Action item:
Each entry that follows is to be retyped exactly. Pictures do not belong in the copy.

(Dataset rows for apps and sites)
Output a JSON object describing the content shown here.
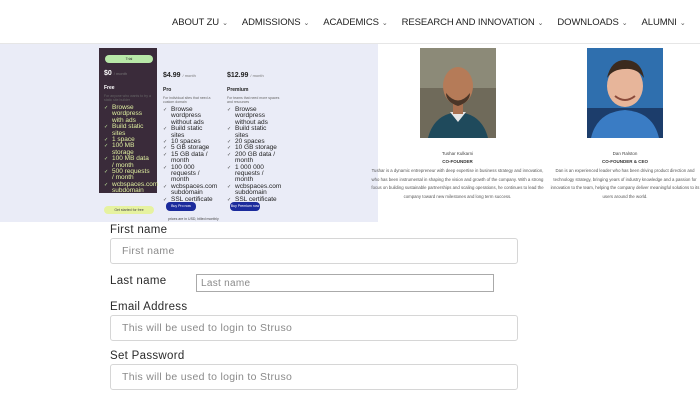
{
  "nav": {
    "items": [
      "ABOUT ZU",
      "ADMISSIONS",
      "ACADEMICS",
      "RESEARCH AND INNOVATION",
      "DOWNLOADS",
      "ALUMNI"
    ]
  },
  "pricing": {
    "free": {
      "badge": "Trial",
      "price": "$0",
      "period": "/ month",
      "name": "Free",
      "desc": "For anyone who wants to try a static site builder",
      "features": [
        "Browse wordpress with ads",
        "Build static sites",
        "1 space",
        "100 MB storage",
        "100 MB data / month",
        "500 requests / month",
        "wcbspaces.com subdomain"
      ],
      "button": "Get started for free"
    },
    "pro": {
      "price": "$4.99",
      "period": "/ month",
      "name": "Pro",
      "desc": "For individual sites that need a custom domain",
      "features": [
        "Browse wordpress without ads",
        "Build static sites",
        "10 spaces",
        "5 GB storage",
        "15 GB data / month",
        "100 000 requests / month",
        "wcbspaces.com subdomain",
        "SSL certificate"
      ],
      "button": "Buy Pro now"
    },
    "premium": {
      "price": "$12.99",
      "period": "/ month",
      "name": "Premium",
      "desc": "For teams that need more spaces and resources",
      "features": [
        "Browse wordpress without ads",
        "Build static sites",
        "20 spaces",
        "10 GB storage",
        "200 GB data / month",
        "1 000 000 requests / month",
        "wcbspaces.com subdomain",
        "SSL certificate"
      ],
      "button": "Buy Premium now"
    },
    "footnote": "prices are in USD, billed monthly"
  },
  "founders": [
    {
      "name": "Tushar Kulkarni",
      "role": "CO-FOUNDER",
      "bio": "Tushar is a dynamic entrepreneur with deep expertise in business strategy and innovation, who has been instrumental in shaping the vision and growth of the company. With a strong focus on building sustainable partnerships and scaling operations, he continues to lead the company toward new milestones and long term success."
    },
    {
      "name": "Dan Ralston",
      "role": "CO-FOUNDER & CEO",
      "bio": "Dan is an experienced leader who has been driving product direction and technology strategy, bringing years of industry knowledge and a passion for innovation to the team, helping the company deliver meaningful solutions to its users around the world."
    }
  ],
  "form": {
    "first_name_label": "First name",
    "first_name_placeholder": "First name",
    "last_name_label": "Last name",
    "last_name_placeholder": "Last name",
    "email_label": "Email Address",
    "email_placeholder": "This will be used to login to Struso",
    "password_label": "Set Password",
    "password_placeholder": "This will be used to login to Struso"
  }
}
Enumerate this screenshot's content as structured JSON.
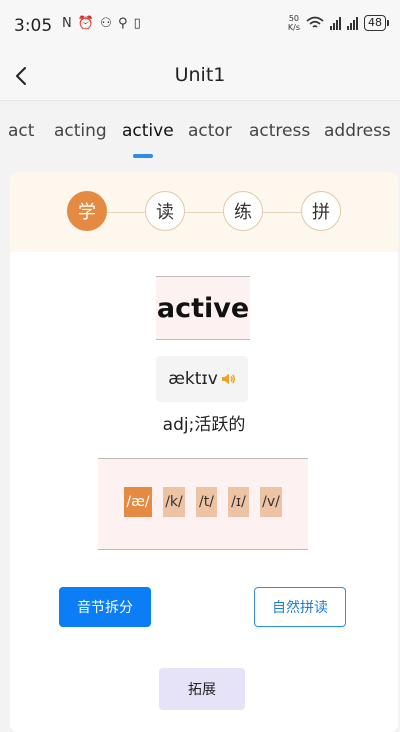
{
  "status": {
    "time": "3:05",
    "left_icons_text": "N ⏰ ⚇ ⚲ ▯",
    "netspeed_value": "50",
    "netspeed_unit": "K/s",
    "battery": "48"
  },
  "header": {
    "title": "Unit1"
  },
  "tabs": [
    "act",
    "acting",
    "active",
    "actor",
    "actress",
    "address"
  ],
  "active_tab": "active",
  "steps": [
    "学",
    "读",
    "练",
    "拼"
  ],
  "word": {
    "text": "active",
    "phonetic": "æktɪv",
    "meaning": "adj;活跃的"
  },
  "syllables": [
    "/æ/",
    "/k/",
    "/t/",
    "/ɪ/",
    "/v/"
  ],
  "buttons": {
    "syllable_split": "音节拆分",
    "natural_phonics": "自然拼读",
    "expand": "拓展"
  },
  "icons": {
    "back": "chevron-left-icon",
    "speaker": "speaker-icon"
  },
  "colors": {
    "accent_orange": "#e48a42",
    "primary_blue": "#0b7ef6",
    "tab_indicator": "#2b8ee6"
  }
}
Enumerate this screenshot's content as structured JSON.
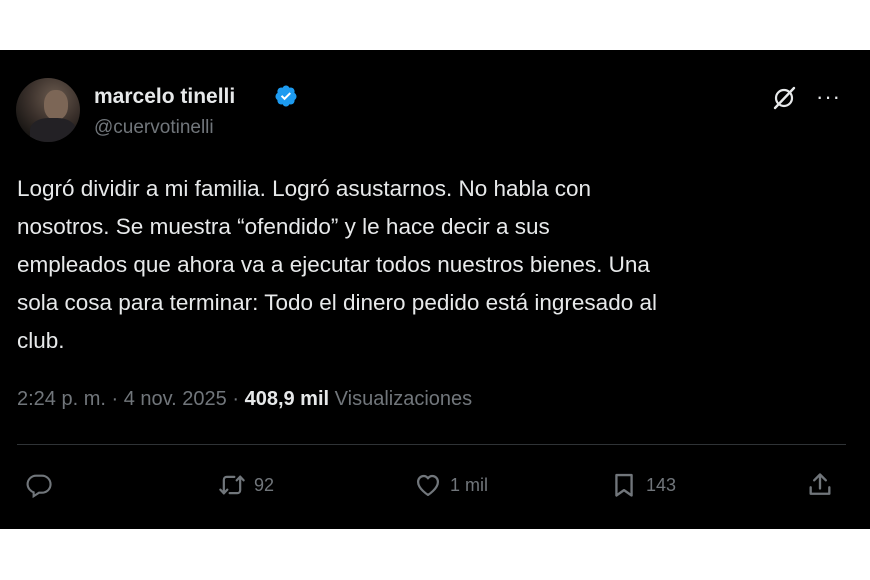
{
  "tweet": {
    "author_name": "marcelo tinelli",
    "handle": "@cuervotinelli",
    "text": "Logró dividir a mi familia. Logró asustarnos. No habla con\nnosotros. Se muestra “ofendido” y le hace decir a sus\nempleados que ahora va a ejecutar todos nuestros bienes. Una\nsola cosa para terminar: Todo el dinero pedido está ingresado al\nclub.",
    "time": "2:24 p. m.",
    "date": "4 nov. 2025",
    "separator": "·",
    "views_count": "408,9 mil",
    "views_label": "Visualizaciones"
  },
  "actions": {
    "reply_count": "",
    "retweet_count": "92",
    "like_count": "1 mil",
    "bookmark_count": "143"
  },
  "icons": {
    "verified": "verified-badge-icon",
    "grok": "grok-icon",
    "more": "more-icon",
    "reply": "reply-icon",
    "retweet": "retweet-icon",
    "like": "heart-icon",
    "bookmark": "bookmark-icon",
    "share": "share-icon"
  },
  "colors": {
    "background": "#000000",
    "text": "#e7e9ea",
    "muted": "#71767b",
    "verified": "#1d9bf0",
    "divider": "#2f3336"
  }
}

Answer to this task:
Output a JSON object describing the content shown here.
{
  "nav": {
    "items": [
      "ABOUT ZU",
      "ADMISSIONS",
      "ACADEMICS",
      "RESEARCH AND INNOVATION",
      "DOWNLOADS",
      "ALUMNI"
    ]
  },
  "pricing": {
    "free": {
      "badge": "Trial",
      "price": "$0",
      "period": "/ month",
      "name": "Free",
      "desc": "For anyone who wants to try a static site builder",
      "features": [
        "Browse wordpress with ads",
        "Build static sites",
        "1 space",
        "100 MB storage",
        "100 MB data / month",
        "500 requests / month",
        "wcbspaces.com subdomain"
      ],
      "button": "Get started for free"
    },
    "pro": {
      "price": "$4.99",
      "period": "/ month",
      "name": "Pro",
      "desc": "For individual sites that need a custom domain",
      "features": [
        "Browse wordpress without ads",
        "Build static sites",
        "10 spaces",
        "5 GB storage",
        "15 GB data / month",
        "100 000 requests / month",
        "wcbspaces.com subdomain",
        "SSL certificate"
      ],
      "button": "Buy Pro now"
    },
    "premium": {
      "price": "$12.99",
      "period": "/ month",
      "name": "Premium",
      "desc": "For teams that need more spaces and resources",
      "features": [
        "Browse wordpress without ads",
        "Build static sites",
        "20 spaces",
        "10 GB storage",
        "200 GB data / month",
        "1 000 000 requests / month",
        "wcbspaces.com subdomain",
        "SSL certificate"
      ],
      "button": "Buy Premium now"
    },
    "footnote": "prices are in USD, billed monthly"
  },
  "founders": [
    {
      "name": "Tushar Kulkarni",
      "role": "CO-FOUNDER",
      "bio": "Tushar is a dynamic entrepreneur with deep expertise in business strategy and innovation, who has been instrumental in shaping the vision and growth of the company. With a strong focus on building sustainable partnerships and scaling operations, he continues to lead the company toward new milestones and long term success."
    },
    {
      "name": "Dan Ralston",
      "role": "CO-FOUNDER & CEO",
      "bio": "Dan is an experienced leader who has been driving product direction and technology strategy, bringing years of industry knowledge and a passion for innovation to the team, helping the company deliver meaningful solutions to its users around the world."
    }
  ],
  "form": {
    "first_name_label": "First name",
    "first_name_placeholder": "First name",
    "last_name_label": "Last name",
    "last_name_placeholder": "Last name",
    "email_label": "Email Address",
    "email_placeholder": "This will be used to login to Struso",
    "password_label": "Set Password",
    "password_placeholder": "This will be used to login to Struso"
  }
}
Enumerate this screenshot's content as structured JSON.
{
  "status": {
    "time": "3:05",
    "left_icons_text": "N ⏰ ⚇ ⚲ ▯",
    "netspeed_value": "50",
    "netspeed_unit": "K/s",
    "battery": "48"
  },
  "header": {
    "title": "Unit1"
  },
  "tabs": [
    "act",
    "acting",
    "active",
    "actor",
    "actress",
    "address"
  ],
  "active_tab": "active",
  "steps": [
    "学",
    "读",
    "练",
    "拼"
  ],
  "word": {
    "text": "active",
    "phonetic": "æktɪv",
    "meaning": "adj;活跃的"
  },
  "syllables": [
    "/æ/",
    "/k/",
    "/t/",
    "/ɪ/",
    "/v/"
  ],
  "buttons": {
    "syllable_split": "音节拆分",
    "natural_phonics": "自然拼读",
    "expand": "拓展"
  },
  "icons": {
    "back": "chevron-left-icon",
    "speaker": "speaker-icon"
  },
  "colors": {
    "accent_orange": "#e48a42",
    "primary_blue": "#0b7ef6",
    "tab_indicator": "#2b8ee6"
  }
}
Enumerate this screenshot's content as structured JSON.
{
  "tweet": {
    "author_name": "marcelo tinelli",
    "handle": "@cuervotinelli",
    "text": "Logró dividir a mi familia. Logró asustarnos. No habla con\nnosotros. Se muestra “ofendido” y le hace decir a sus\nempleados que ahora va a ejecutar todos nuestros bienes. Una\nsola cosa para terminar: Todo el dinero pedido está ingresado al\nclub.",
    "time": "2:24 p. m.",
    "date": "4 nov. 2025",
    "separator": "·",
    "views_count": "408,9 mil",
    "views_label": "Visualizaciones"
  },
  "actions": {
    "reply_count": "",
    "retweet_count": "92",
    "like_count": "1 mil",
    "bookmark_count": "143"
  },
  "icons": {
    "verified": "verified-badge-icon",
    "grok": "grok-icon",
    "more": "more-icon",
    "reply": "reply-icon",
    "retweet": "retweet-icon",
    "like": "heart-icon",
    "bookmark": "bookmark-icon",
    "share": "share-icon"
  },
  "colors": {
    "background": "#000000",
    "text": "#e7e9ea",
    "muted": "#71767b",
    "verified": "#1d9bf0",
    "divider": "#2f3336"
  }
}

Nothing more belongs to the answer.